**Work order**
Lines from the entries below that hold "Documents" form the answer; copy all of them.

**Extracted material**
==============================
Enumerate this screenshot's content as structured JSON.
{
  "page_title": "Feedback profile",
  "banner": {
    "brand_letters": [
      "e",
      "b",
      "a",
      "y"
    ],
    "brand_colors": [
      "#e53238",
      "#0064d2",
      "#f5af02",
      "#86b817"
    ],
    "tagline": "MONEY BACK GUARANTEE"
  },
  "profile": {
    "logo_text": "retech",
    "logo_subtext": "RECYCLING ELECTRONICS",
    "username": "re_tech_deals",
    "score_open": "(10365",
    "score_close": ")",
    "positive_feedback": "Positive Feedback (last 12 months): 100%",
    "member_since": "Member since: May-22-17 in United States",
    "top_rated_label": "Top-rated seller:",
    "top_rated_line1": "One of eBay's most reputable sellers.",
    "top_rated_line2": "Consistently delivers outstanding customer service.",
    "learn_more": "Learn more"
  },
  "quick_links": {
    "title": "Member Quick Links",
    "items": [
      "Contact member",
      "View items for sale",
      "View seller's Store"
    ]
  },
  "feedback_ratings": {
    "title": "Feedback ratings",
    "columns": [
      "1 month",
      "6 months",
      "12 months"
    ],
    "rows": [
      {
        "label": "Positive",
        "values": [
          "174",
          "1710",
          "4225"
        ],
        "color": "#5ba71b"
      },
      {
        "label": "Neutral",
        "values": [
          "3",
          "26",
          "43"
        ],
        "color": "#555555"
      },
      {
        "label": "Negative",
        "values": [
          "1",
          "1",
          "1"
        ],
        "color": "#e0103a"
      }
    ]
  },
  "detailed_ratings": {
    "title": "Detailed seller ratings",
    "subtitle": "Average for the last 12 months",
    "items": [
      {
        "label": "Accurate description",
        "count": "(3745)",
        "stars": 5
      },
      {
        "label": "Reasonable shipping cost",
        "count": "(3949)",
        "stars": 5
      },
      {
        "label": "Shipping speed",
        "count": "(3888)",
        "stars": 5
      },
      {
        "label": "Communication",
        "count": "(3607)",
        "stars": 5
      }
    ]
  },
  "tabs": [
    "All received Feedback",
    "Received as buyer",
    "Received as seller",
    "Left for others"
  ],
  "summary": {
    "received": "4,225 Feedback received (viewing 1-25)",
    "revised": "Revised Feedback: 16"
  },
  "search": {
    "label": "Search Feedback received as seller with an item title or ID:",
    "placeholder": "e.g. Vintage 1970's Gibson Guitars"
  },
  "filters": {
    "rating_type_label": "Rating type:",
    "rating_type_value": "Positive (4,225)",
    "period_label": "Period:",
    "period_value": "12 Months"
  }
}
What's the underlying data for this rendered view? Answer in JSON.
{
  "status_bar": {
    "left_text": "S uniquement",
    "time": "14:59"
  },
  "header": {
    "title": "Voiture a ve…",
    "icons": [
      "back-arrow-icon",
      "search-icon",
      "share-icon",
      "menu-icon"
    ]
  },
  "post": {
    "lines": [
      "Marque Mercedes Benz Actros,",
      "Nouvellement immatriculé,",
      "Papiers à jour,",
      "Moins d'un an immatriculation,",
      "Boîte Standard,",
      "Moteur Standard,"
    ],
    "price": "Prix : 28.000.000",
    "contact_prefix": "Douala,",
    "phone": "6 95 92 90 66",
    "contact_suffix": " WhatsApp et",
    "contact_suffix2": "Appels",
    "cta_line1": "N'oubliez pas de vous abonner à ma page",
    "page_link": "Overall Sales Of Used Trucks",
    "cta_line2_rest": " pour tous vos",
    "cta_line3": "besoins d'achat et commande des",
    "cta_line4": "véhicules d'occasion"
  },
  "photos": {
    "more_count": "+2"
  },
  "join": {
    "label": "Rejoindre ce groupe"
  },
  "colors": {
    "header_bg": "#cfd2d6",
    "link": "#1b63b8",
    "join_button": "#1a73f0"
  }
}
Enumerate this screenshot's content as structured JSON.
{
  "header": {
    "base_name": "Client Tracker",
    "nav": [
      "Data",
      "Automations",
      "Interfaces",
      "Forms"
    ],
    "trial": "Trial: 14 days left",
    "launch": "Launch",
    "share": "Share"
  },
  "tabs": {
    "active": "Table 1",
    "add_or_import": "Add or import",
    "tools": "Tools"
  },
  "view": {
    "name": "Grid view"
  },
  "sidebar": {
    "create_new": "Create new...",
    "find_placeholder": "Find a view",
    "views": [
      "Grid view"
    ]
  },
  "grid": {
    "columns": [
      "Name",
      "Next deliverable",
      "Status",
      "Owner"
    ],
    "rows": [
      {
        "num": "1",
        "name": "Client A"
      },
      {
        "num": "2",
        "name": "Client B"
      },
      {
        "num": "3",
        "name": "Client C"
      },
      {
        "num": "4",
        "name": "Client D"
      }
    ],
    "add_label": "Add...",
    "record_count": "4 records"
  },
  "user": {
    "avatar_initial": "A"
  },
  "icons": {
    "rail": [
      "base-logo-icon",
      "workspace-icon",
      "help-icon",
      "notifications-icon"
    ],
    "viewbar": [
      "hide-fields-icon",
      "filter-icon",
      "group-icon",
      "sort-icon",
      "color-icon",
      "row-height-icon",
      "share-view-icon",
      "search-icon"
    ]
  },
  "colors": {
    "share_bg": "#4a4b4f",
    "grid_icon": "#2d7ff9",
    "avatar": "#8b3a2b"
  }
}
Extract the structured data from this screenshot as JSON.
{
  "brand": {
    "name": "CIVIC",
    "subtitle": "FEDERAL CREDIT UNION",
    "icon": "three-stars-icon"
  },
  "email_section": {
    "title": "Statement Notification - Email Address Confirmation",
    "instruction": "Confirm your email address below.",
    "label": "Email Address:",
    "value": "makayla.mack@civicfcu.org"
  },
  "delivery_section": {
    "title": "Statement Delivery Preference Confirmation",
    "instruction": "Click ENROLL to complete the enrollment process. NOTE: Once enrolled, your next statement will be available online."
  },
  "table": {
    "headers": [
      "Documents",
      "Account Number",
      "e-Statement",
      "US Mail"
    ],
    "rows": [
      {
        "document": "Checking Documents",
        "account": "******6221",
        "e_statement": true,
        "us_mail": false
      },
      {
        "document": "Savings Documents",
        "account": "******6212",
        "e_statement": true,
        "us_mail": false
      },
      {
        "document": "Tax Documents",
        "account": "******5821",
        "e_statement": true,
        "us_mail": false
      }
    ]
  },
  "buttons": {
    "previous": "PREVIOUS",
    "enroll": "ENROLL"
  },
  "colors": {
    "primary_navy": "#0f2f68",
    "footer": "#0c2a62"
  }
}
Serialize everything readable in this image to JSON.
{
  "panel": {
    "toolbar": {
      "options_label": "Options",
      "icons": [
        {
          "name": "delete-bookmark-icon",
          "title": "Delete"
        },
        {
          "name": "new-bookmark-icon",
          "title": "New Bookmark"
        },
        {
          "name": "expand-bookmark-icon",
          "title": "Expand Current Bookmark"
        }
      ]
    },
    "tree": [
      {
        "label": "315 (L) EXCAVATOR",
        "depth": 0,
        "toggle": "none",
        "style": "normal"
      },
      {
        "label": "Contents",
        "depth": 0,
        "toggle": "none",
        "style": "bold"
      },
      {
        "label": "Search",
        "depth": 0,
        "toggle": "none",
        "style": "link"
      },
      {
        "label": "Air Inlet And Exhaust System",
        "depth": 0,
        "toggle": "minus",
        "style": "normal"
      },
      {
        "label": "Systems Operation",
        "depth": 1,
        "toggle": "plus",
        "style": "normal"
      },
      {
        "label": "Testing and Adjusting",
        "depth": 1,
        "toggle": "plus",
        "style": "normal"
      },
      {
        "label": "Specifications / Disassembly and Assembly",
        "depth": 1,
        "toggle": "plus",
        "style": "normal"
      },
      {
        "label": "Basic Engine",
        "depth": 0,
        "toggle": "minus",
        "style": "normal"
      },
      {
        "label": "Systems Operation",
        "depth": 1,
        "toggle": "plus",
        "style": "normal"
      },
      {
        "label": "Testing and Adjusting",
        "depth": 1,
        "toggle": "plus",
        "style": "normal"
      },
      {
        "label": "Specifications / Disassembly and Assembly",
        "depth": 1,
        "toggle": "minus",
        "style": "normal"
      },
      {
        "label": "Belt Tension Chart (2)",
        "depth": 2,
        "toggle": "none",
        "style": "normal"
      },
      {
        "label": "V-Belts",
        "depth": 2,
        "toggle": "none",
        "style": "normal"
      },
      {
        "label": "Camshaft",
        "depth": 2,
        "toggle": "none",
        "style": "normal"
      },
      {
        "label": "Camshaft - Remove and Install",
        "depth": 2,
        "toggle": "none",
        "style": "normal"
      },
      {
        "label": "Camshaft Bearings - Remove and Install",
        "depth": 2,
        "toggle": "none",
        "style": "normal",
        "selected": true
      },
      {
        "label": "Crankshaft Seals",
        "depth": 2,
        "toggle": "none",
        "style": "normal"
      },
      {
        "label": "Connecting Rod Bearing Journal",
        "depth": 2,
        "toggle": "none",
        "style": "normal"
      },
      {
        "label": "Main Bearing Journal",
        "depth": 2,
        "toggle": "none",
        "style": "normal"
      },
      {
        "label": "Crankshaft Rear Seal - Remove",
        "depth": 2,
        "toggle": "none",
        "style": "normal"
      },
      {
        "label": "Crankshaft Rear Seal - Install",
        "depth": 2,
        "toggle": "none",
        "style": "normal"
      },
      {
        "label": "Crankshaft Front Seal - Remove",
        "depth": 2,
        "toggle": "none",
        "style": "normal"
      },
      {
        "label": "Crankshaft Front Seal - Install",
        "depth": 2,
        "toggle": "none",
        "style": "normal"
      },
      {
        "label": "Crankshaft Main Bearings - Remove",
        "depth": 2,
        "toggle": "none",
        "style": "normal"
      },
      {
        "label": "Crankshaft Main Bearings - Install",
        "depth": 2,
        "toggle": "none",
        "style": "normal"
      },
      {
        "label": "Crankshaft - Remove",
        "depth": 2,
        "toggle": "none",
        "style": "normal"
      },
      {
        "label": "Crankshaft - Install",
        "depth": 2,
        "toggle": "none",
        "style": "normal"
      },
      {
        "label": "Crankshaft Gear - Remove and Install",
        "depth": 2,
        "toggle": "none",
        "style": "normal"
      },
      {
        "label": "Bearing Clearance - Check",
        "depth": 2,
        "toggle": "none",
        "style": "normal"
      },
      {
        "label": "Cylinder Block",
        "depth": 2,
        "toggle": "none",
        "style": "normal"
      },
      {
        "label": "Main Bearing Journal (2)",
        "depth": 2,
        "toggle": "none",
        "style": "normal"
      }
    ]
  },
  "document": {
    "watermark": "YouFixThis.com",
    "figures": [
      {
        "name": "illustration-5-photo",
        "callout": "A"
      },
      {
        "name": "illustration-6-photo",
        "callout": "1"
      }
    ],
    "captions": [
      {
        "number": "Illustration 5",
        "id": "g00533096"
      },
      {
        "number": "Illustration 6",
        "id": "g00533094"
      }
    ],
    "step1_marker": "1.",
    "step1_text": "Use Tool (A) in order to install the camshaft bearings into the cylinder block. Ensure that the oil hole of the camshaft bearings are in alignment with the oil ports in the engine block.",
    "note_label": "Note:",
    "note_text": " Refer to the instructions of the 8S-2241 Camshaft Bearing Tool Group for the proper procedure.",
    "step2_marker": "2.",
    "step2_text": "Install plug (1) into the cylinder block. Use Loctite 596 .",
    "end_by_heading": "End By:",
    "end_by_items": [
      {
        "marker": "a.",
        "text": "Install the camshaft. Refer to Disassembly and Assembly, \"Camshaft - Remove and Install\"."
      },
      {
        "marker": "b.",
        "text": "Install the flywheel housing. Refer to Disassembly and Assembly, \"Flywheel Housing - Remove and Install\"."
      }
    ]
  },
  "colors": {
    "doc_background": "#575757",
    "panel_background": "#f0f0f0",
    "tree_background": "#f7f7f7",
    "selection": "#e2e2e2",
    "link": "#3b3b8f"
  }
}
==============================
**Expected output**
      "Documents",
        "document": "Checking Documents",
        "document": "Savings Documents",
        "document": "Tax Documents",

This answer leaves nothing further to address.